Exercise requirements: I need the lines from the one containing "What data populates" through the last line of the entries retyped exactly, with no pictures among them.

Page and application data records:
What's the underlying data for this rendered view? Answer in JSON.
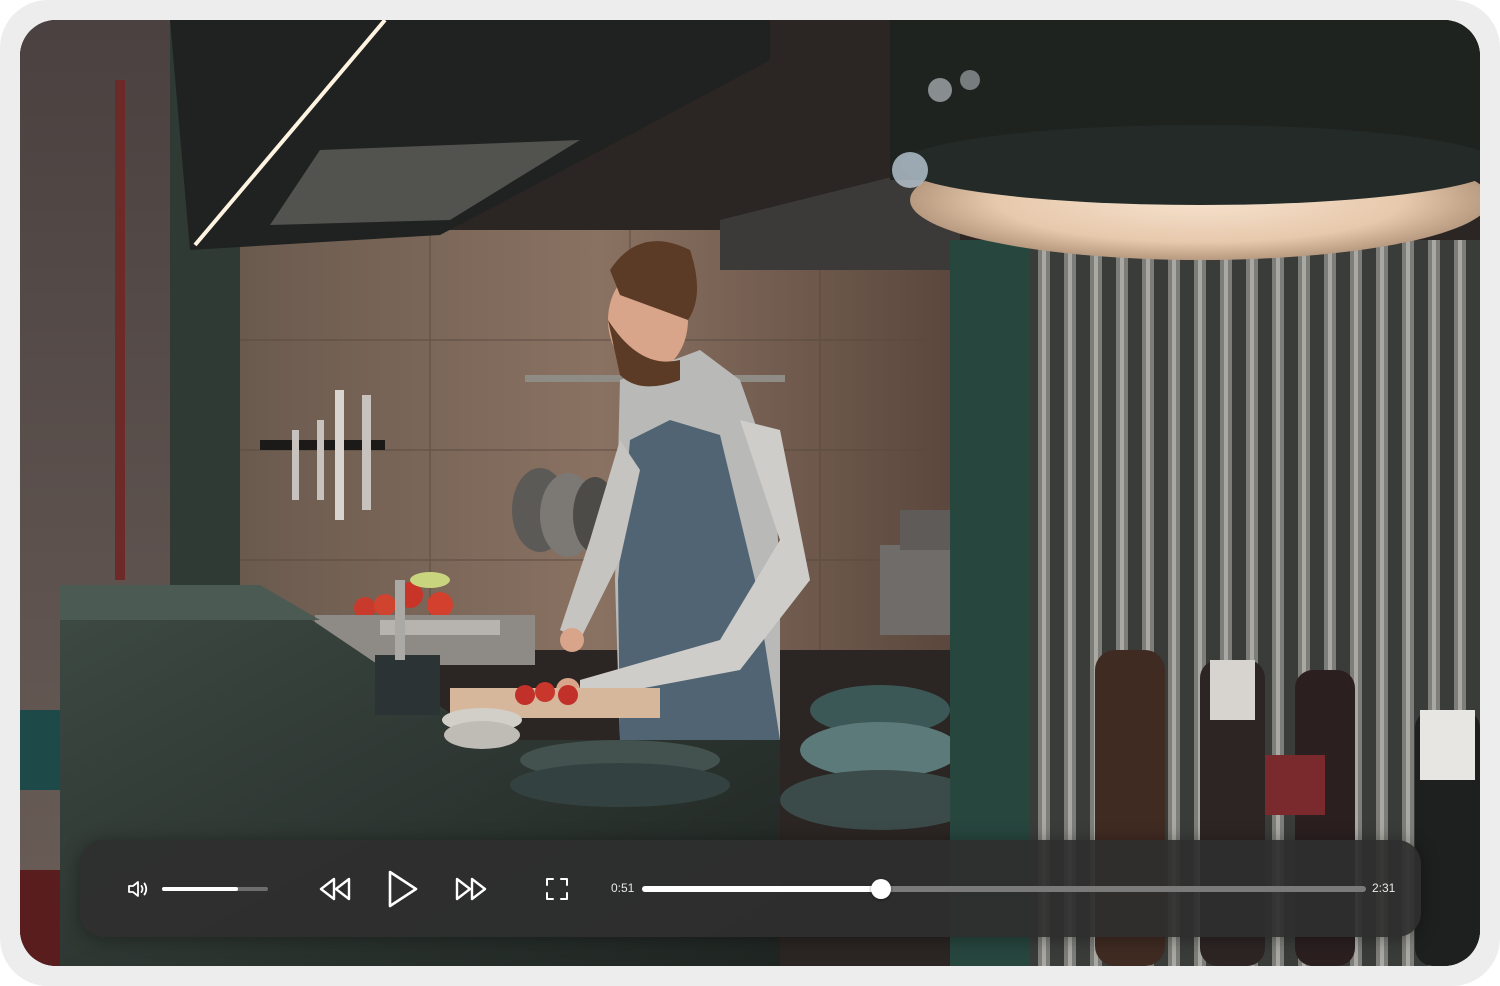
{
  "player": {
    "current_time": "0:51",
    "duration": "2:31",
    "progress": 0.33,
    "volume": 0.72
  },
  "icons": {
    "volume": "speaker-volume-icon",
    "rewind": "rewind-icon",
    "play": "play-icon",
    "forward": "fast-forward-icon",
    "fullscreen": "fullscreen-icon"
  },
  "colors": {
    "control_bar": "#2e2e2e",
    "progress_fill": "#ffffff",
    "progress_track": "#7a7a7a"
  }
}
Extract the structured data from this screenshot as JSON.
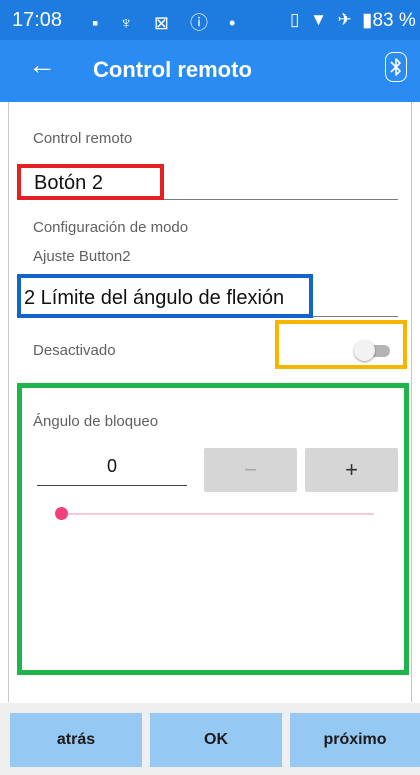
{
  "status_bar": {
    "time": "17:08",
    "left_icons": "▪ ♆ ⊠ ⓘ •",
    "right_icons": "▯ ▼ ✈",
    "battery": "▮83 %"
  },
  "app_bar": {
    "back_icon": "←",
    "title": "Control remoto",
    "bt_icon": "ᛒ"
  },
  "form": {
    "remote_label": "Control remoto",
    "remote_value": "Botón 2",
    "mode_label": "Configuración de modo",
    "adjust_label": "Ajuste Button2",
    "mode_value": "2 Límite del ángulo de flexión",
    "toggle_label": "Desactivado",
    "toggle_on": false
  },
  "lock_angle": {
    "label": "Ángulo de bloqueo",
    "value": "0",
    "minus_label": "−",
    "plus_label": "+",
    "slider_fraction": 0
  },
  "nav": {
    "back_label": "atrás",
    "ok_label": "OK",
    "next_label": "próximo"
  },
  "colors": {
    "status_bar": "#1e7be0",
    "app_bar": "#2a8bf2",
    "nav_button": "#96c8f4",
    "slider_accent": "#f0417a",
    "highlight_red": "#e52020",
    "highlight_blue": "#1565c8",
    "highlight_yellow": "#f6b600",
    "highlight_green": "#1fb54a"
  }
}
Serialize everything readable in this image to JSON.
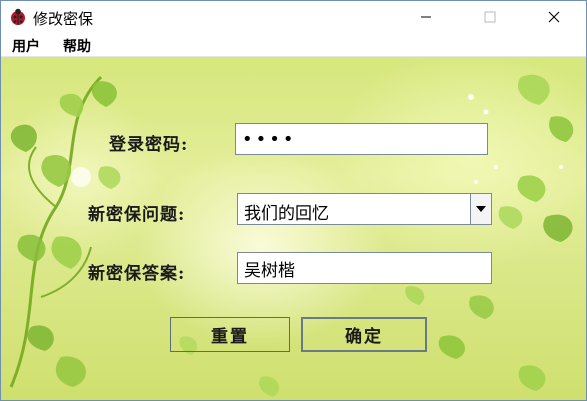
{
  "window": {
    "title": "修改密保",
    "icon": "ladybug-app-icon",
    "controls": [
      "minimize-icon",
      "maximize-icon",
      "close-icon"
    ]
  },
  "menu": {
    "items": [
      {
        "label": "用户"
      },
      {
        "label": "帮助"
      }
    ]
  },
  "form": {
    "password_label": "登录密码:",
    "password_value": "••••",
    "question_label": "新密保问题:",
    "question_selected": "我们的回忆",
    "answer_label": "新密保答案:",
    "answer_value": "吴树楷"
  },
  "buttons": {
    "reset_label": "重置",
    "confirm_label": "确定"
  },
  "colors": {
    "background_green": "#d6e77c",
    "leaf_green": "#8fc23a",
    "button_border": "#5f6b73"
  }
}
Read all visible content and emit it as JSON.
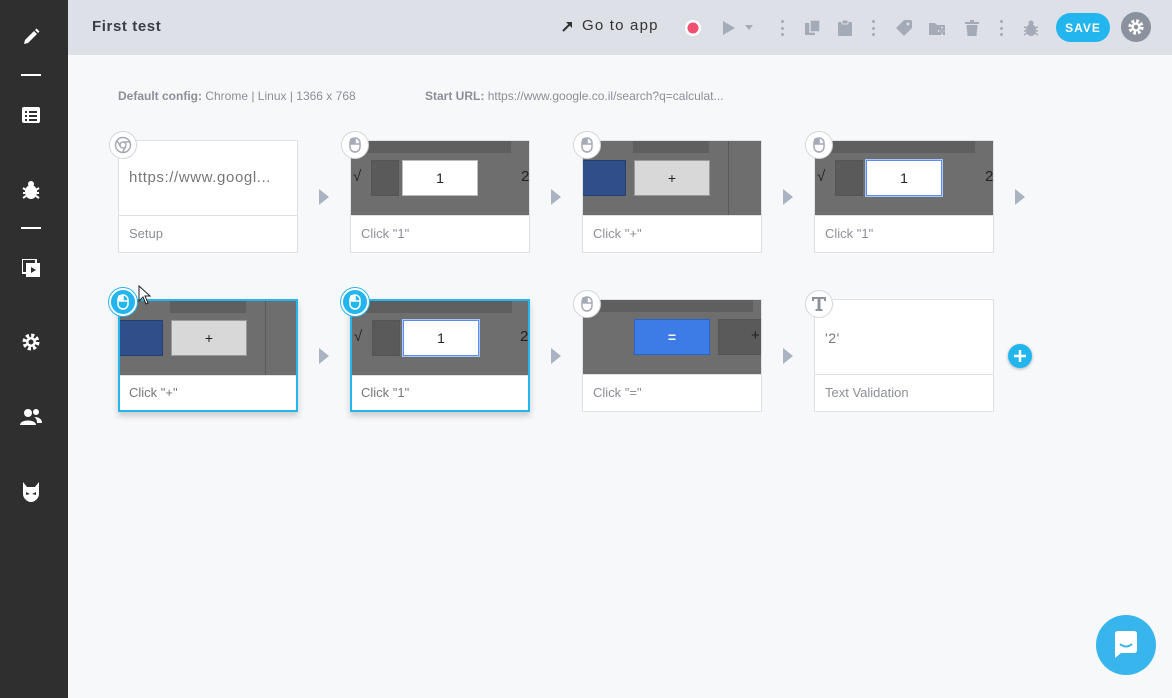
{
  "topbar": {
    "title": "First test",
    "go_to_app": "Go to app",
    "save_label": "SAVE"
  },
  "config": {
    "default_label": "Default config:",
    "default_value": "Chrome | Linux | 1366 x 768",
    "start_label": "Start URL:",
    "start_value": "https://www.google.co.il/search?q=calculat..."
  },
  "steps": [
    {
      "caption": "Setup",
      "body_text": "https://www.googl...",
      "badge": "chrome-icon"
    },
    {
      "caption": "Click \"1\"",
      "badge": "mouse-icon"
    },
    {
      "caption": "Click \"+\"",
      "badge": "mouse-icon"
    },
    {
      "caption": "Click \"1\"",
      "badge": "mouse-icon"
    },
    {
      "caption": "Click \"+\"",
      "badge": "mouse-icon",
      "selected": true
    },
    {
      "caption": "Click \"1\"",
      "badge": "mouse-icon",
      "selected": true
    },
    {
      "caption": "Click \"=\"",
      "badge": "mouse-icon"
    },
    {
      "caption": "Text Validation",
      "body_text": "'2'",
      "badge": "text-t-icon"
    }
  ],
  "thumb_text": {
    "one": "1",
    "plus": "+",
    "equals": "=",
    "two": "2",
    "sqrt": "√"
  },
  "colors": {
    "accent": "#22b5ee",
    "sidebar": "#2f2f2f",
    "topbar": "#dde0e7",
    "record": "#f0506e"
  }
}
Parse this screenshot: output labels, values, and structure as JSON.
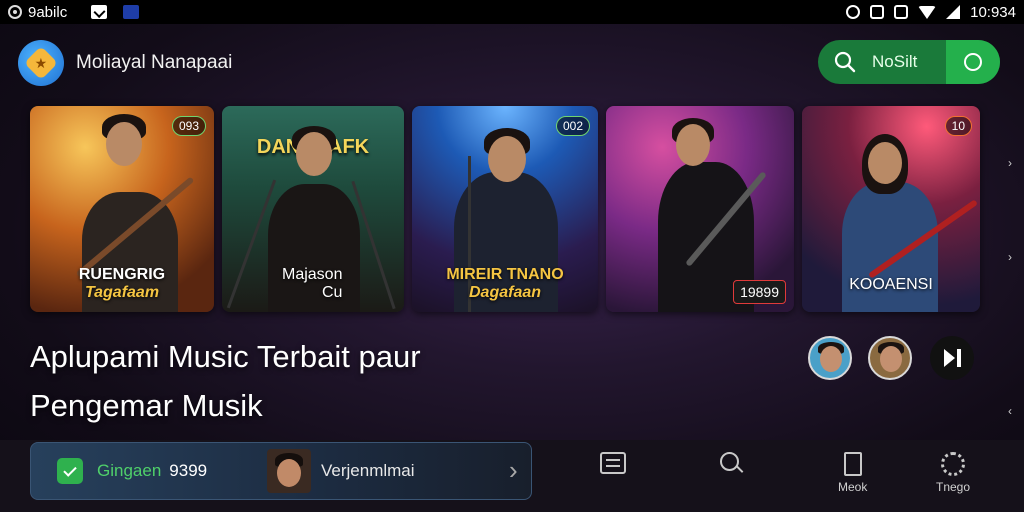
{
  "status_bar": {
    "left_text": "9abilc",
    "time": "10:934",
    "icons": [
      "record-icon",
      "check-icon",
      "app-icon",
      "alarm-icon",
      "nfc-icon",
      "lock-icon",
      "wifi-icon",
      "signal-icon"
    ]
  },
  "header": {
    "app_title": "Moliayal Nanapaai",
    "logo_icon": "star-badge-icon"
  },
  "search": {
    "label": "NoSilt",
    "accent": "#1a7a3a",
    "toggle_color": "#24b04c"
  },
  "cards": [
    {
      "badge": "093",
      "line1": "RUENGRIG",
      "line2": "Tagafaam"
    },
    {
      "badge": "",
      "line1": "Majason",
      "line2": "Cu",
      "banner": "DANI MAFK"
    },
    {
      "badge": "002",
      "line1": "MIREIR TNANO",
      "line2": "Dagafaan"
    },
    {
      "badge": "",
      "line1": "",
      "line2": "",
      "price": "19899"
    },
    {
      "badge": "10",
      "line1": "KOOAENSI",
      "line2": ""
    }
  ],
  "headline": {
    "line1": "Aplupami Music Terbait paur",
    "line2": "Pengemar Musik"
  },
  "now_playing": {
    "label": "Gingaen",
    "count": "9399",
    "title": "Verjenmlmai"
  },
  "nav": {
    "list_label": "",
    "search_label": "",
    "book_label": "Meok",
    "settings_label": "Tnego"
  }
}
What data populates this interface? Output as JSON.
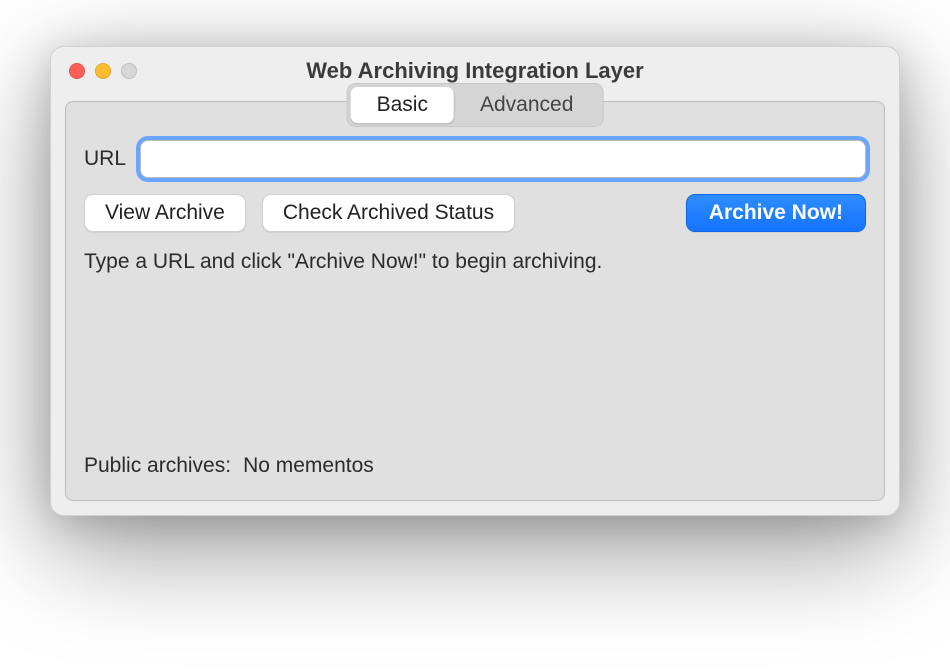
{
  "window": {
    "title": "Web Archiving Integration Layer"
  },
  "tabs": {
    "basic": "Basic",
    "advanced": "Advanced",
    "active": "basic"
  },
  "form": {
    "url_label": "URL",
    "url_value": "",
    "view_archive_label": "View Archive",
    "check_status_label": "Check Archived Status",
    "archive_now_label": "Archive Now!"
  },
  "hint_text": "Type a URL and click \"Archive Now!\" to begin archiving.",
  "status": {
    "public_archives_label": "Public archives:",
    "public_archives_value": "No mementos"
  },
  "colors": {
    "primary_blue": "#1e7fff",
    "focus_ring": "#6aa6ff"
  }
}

Answer below:
What data populates this interface? Output as JSON.
{
  "window": {
    "title": "Web Archiving Integration Layer"
  },
  "tabs": {
    "basic": "Basic",
    "advanced": "Advanced",
    "active": "basic"
  },
  "form": {
    "url_label": "URL",
    "url_value": "",
    "view_archive_label": "View Archive",
    "check_status_label": "Check Archived Status",
    "archive_now_label": "Archive Now!"
  },
  "hint_text": "Type a URL and click \"Archive Now!\" to begin archiving.",
  "status": {
    "public_archives_label": "Public archives:",
    "public_archives_value": "No mementos"
  },
  "colors": {
    "primary_blue": "#1e7fff",
    "focus_ring": "#6aa6ff"
  }
}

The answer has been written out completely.